When the Japanese established their rule in Taiwan, they set about the task of transforming the face of the city. Architecture had a political and social function. The Japanese constructed edifices that symbolised modernity, power, and efficiency. Their architecture reflected the Japanese desire to emulate the West, its technology, institutions, and way of life. As I mentioned in a previous post, Western-style buildings also had an important psychological function: They showed that Japan was equal to the West. Western-style buildings were to the Japanese what skyscrapers are to us nowadays – symbols of power, technological and social progress, and of status in the global community.
|The Judicial Yuan (司法院), completed in 1934|
Upon their capture of Taipei the Japanese found a city built according to traditional Chinese patterns. There were gates, city walls, yamens (offices of imperial administrators), temples, and so on. While in some areas this kind of buildings remained untouched, in other areas, especially in the government district, the Japanese tore most of them down and created an entirely new colonial capital.
An example of this urban restructuring was the High Court. Nowadays, this is the seat of the Judicial Yuan (司法院). It is located right next to the Office of the President, and opposite Jieshou Park.
Until the 1920s, instead of the High Court you would have seen a completely different type of construction: the Temple of the Chinese God of War, Guangong. Nowadays few people realise that prior to the Japanese colonial era a great part of the government district was full of Qing Dynasty buildings. Where the Office of the President now stands, there was an ancestral hall (宗祠); Taipei First Girls High School was a Temple of Confucius (文廟); National Taiwan Museum was a Tianhou Temple (天后宮); Zhongshan Hall was the seat of the Qing Taiwan Provincial Yamen (布政使司) etc. (see Zhuang Yongming: Old Taipei Streets [莊永明: 台北古街]. Taipei 2012, p. 2).

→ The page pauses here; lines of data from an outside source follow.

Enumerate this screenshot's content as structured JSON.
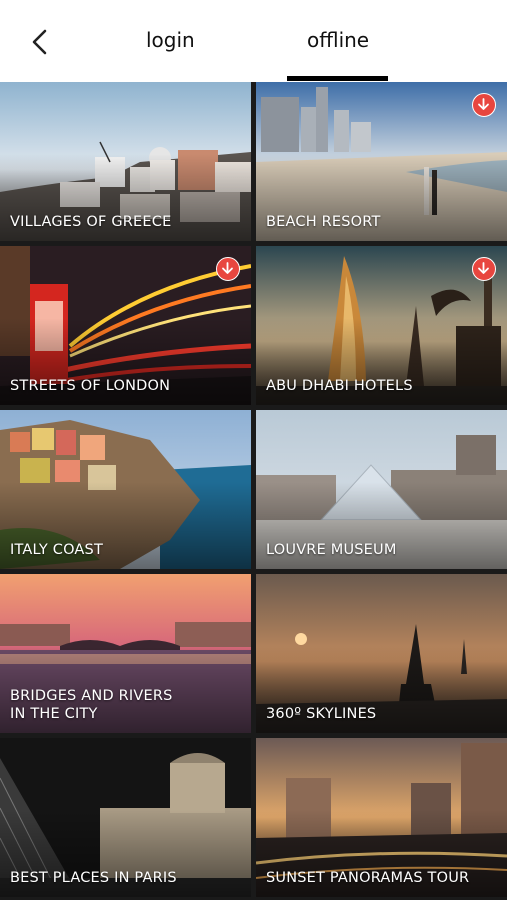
{
  "header": {
    "back_icon": "back-chevron-icon",
    "tabs": [
      {
        "label": "login",
        "active": false
      },
      {
        "label": "offline",
        "active": true
      }
    ]
  },
  "tiles": [
    {
      "title": "VILLAGES OF GREECE",
      "download": false
    },
    {
      "title": "BEACH RESORT",
      "download": true
    },
    {
      "title": "STREETS OF LONDON",
      "download": true
    },
    {
      "title": "ABU DHABI HOTELS",
      "download": true
    },
    {
      "title": "ITALY COAST",
      "download": false
    },
    {
      "title": "LOUVRE MUSEUM",
      "download": false
    },
    {
      "title": "BRIDGES AND RIVERS\nIN THE CITY",
      "download": false
    },
    {
      "title": "360º SKYLINES",
      "download": false
    },
    {
      "title": "BEST PLACES IN PARIS",
      "download": false
    },
    {
      "title": "SUNSET PANORAMAS TOUR",
      "download": false
    }
  ],
  "colors": {
    "accent_download": "#e8463f",
    "tab_underline": "#000000"
  }
}
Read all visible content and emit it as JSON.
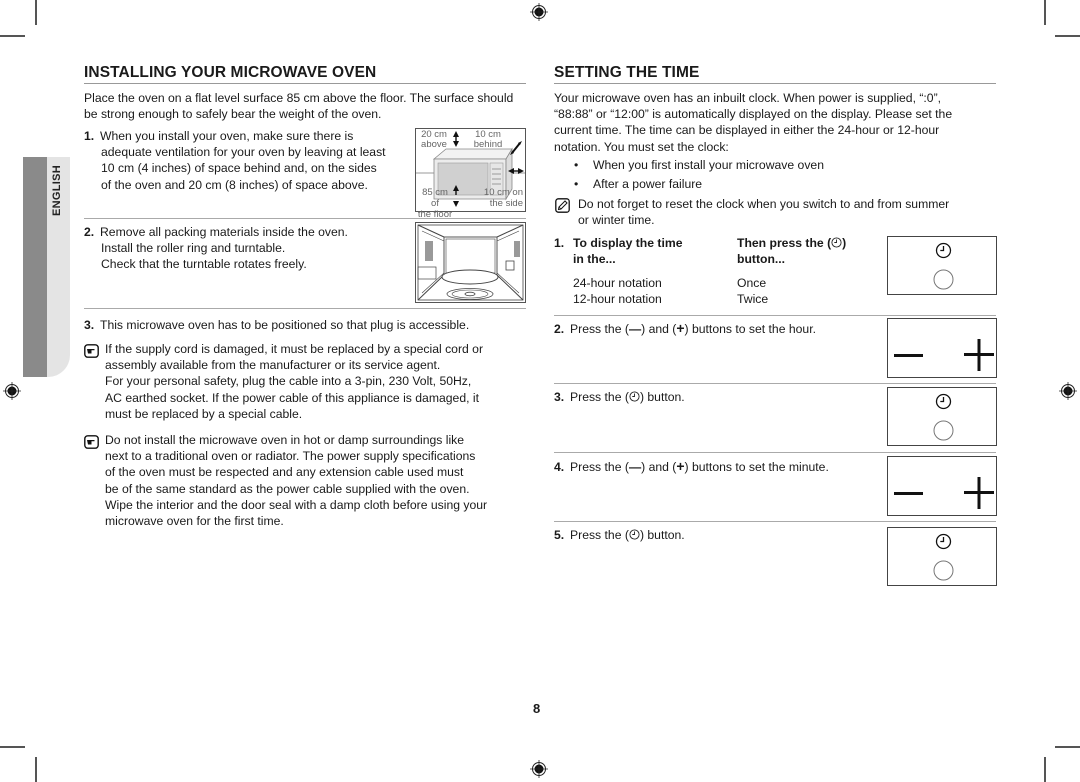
{
  "page": {
    "number": "8",
    "language_tab": "ENGLISH"
  },
  "installing": {
    "title": "INSTALLING YOUR MICROWAVE OVEN",
    "intro": "Place the oven on a flat level surface 85 cm above the floor. The surface should be strong enough to safely bear the weight of the oven.",
    "steps": [
      {
        "number": "1.",
        "lines": [
          "When you install your oven, make sure there is",
          "adequate ventilation for your oven by leaving at least",
          "10 cm (4 inches) of space behind and, on the sides",
          "of the oven and 20 cm (8 inches) of space above."
        ],
        "figure_labels": {
          "above": [
            "20 cm",
            "above"
          ],
          "behind": [
            "10 cm",
            "behind"
          ],
          "floor": [
            "85 cm of",
            "the floor"
          ],
          "side": [
            "10 cm on",
            "the side"
          ]
        }
      },
      {
        "number": "2.",
        "lines": [
          "Remove all packing materials inside the oven.",
          "Install the roller ring and turntable.",
          "Check that the turntable rotates freely."
        ]
      },
      {
        "number": "3.",
        "lines": [
          "This microwave oven has to be positioned so that plug is accessible."
        ]
      }
    ],
    "notes": [
      {
        "icon": "pointing-hand-icon",
        "lines": [
          "If the supply cord is damaged, it must be replaced by a special cord or",
          "assembly available from the manufacturer or its service agent.",
          "For your personal safety, plug the cable into a 3-pin, 230 Volt, 50Hz,",
          "AC earthed socket. If the power cable of this appliance is damaged, it",
          "must be replaced by a special cable."
        ]
      },
      {
        "icon": "pointing-hand-icon",
        "lines": [
          "Do not install the microwave oven in hot or damp surroundings like",
          "next to a traditional oven or radiator. The power supply specifications",
          "of the oven must be respected and any extension cable used must",
          "be of the same standard as the power cable supplied with the oven.",
          "Wipe the interior and the door seal with a damp cloth before using your",
          "microwave oven for the first time."
        ]
      }
    ]
  },
  "setting_time": {
    "title": "SETTING THE TIME",
    "intro_lines": [
      "Your microwave oven has an inbuilt clock. When power is supplied, “:0”,",
      "“88:88” or “12:00” is automatically displayed on the display. Please set the",
      "current time. The time can be displayed in either the 24-hour or 12-hour",
      "notation. You must set the clock:"
    ],
    "bullets": [
      "When you first install your microwave oven",
      "After a power failure"
    ],
    "note": {
      "icon": "note-pencil-icon",
      "lines": [
        "Do not forget to reset the clock when you switch to and from summer",
        "or winter time."
      ]
    },
    "step1": {
      "number": "1.",
      "col1_header": [
        "To display the time",
        "in the..."
      ],
      "col2_header_a": "Then press the (",
      "col2_header_b": ")",
      "col2_header_line2": "button...",
      "rows": [
        {
          "notation": "24-hour notation",
          "press": "Once"
        },
        {
          "notation": "12-hour notation",
          "press": "Twice"
        }
      ]
    },
    "step2": {
      "number": "2.",
      "a": "Press the (",
      "b": ") and (",
      "c": ") buttons to set the hour."
    },
    "step3": {
      "number": "3.",
      "a": "Press the (",
      "b": ") button."
    },
    "step4": {
      "number": "4.",
      "a": "Press the (",
      "b": ") and (",
      "c": ") buttons to set the minute."
    },
    "step5": {
      "number": "5.",
      "a": "Press the (",
      "b": ") button."
    }
  }
}
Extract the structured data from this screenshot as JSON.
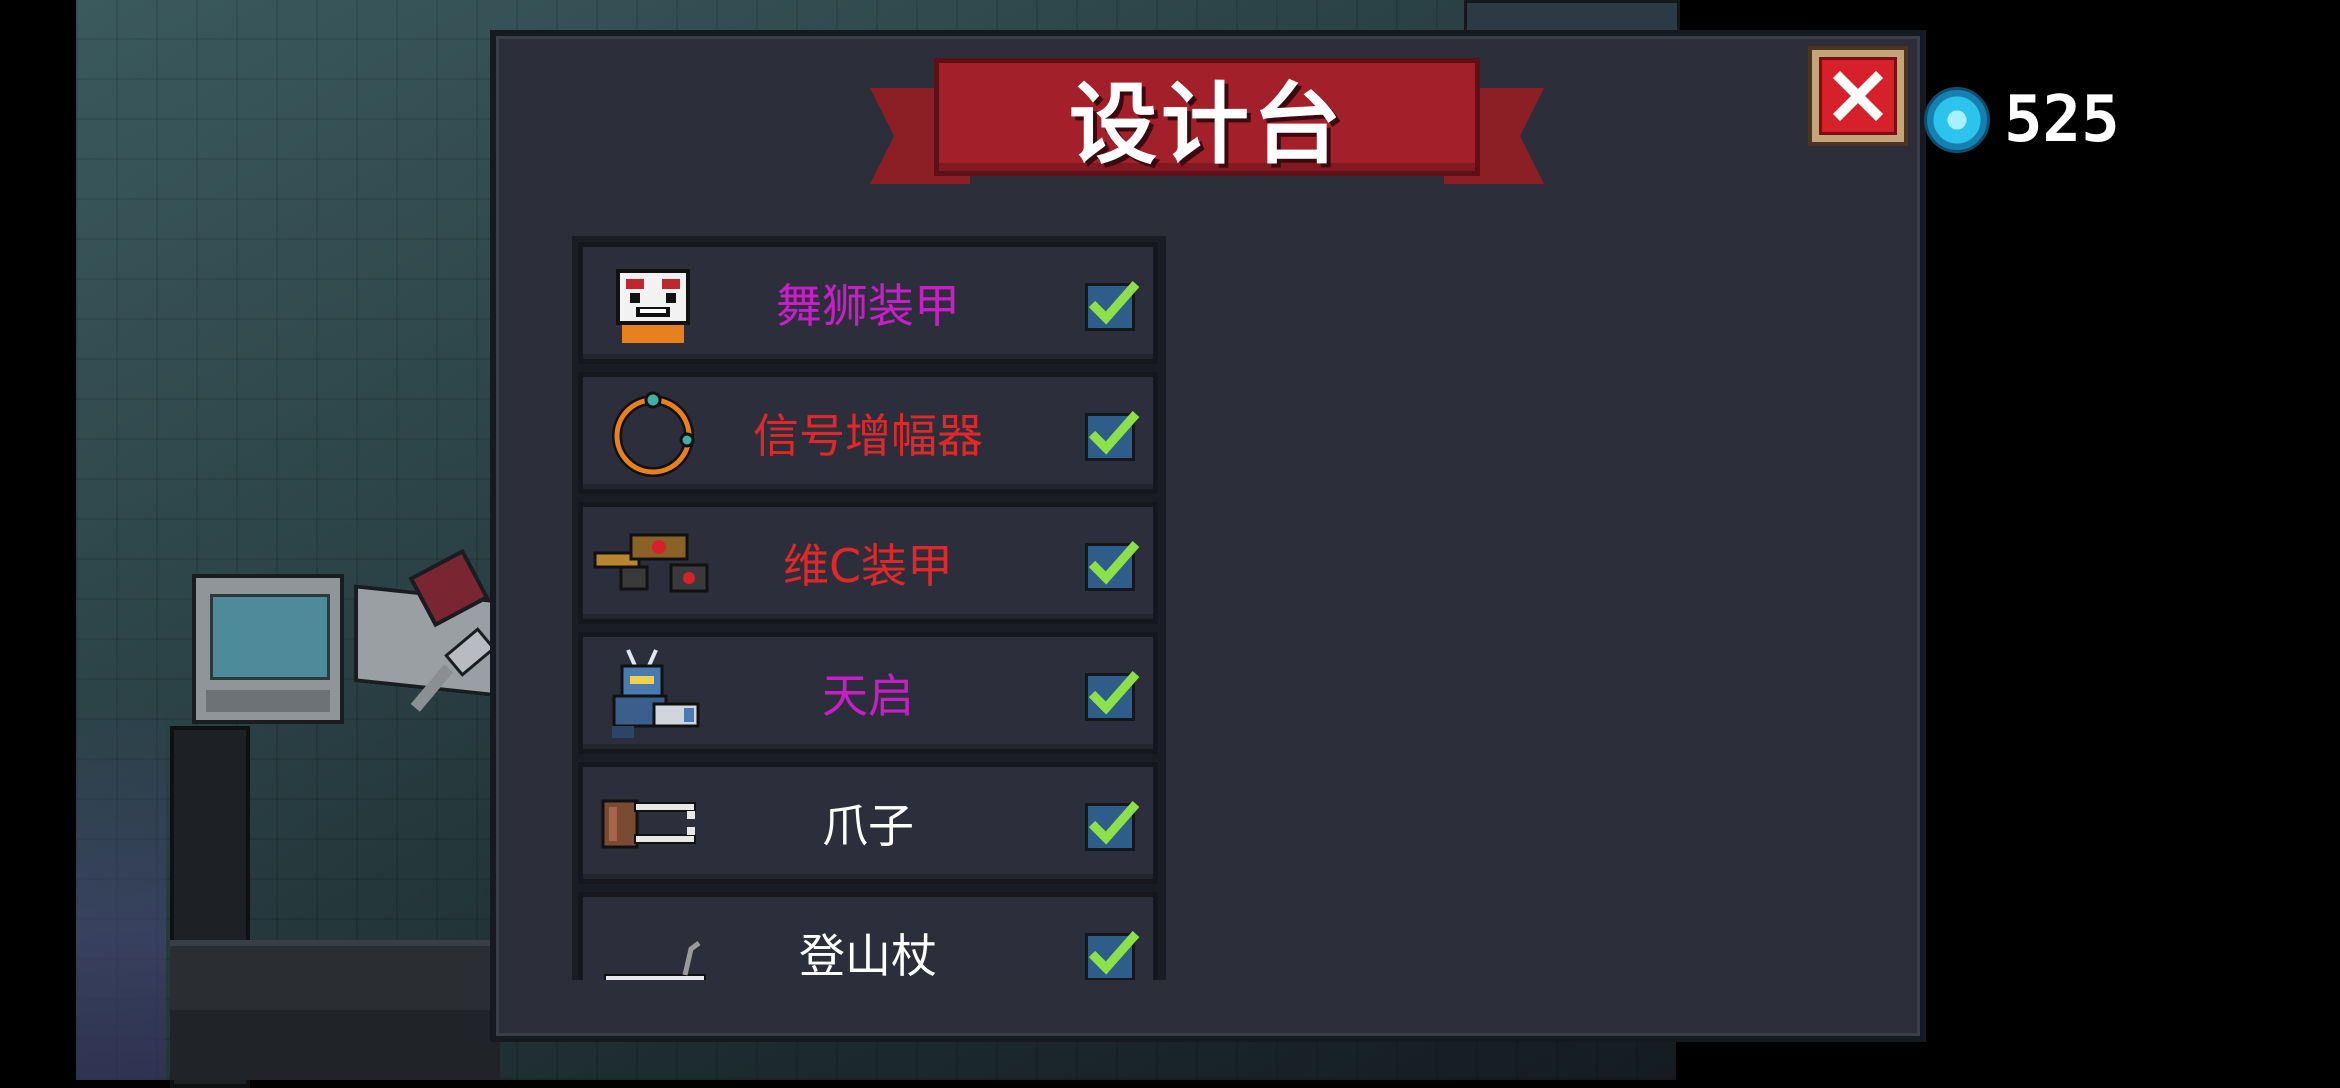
{
  "header": {
    "title": "设计台",
    "close_label": "close",
    "currency": {
      "icon": "gem-icon",
      "amount": "525",
      "color": "#2cc4ec"
    }
  },
  "colors": {
    "title_banner": "#a3202b",
    "panel": "#2c2f3a",
    "rarity_magenta": "#c81ec8",
    "rarity_red": "#e02828",
    "rarity_white": "#ffffff",
    "check_green": "#8ee04a"
  },
  "items": [
    {
      "name": "舞狮装甲",
      "color": "#c81ec8",
      "icon": "lion-dance-armor-icon",
      "checked": true
    },
    {
      "name": "信号增幅器",
      "color": "#e02828",
      "icon": "signal-amplifier-icon",
      "checked": true
    },
    {
      "name": "维C装甲",
      "color": "#e02828",
      "icon": "vitamin-c-armor-icon",
      "checked": true
    },
    {
      "name": "天启",
      "color": "#c81ec8",
      "icon": "apocalypse-mech-icon",
      "checked": true
    },
    {
      "name": "爪子",
      "color": "#ffffff",
      "icon": "claw-icon",
      "checked": true
    },
    {
      "name": "登山杖",
      "color": "#ffffff",
      "icon": "trekking-pole-icon",
      "checked": true
    }
  ]
}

The Temple of Guangong was demolished by the Japanese in 1929, and the new building was completed in 1934. The structure was designed by Japanese architect Ide Kaoru (1879-1944), who also designed other famous landmarks of Taipei, such as National Taiwan University and Zhongshan Hall. The High Court was built with reinforced concrete bricks, a new technique that had already been used for the Office of the governor-general. The style of the construction is a singular mix of Byzantine, Arabic, and Renaissance elements. Remarkable is the octagonal tower, a feature of Japanese imperial architecture. After its completion, the High Court was, along with the Office of the govenor-general, one of the tallest buildings in Taipei, a sort of skyscraper of that time (note).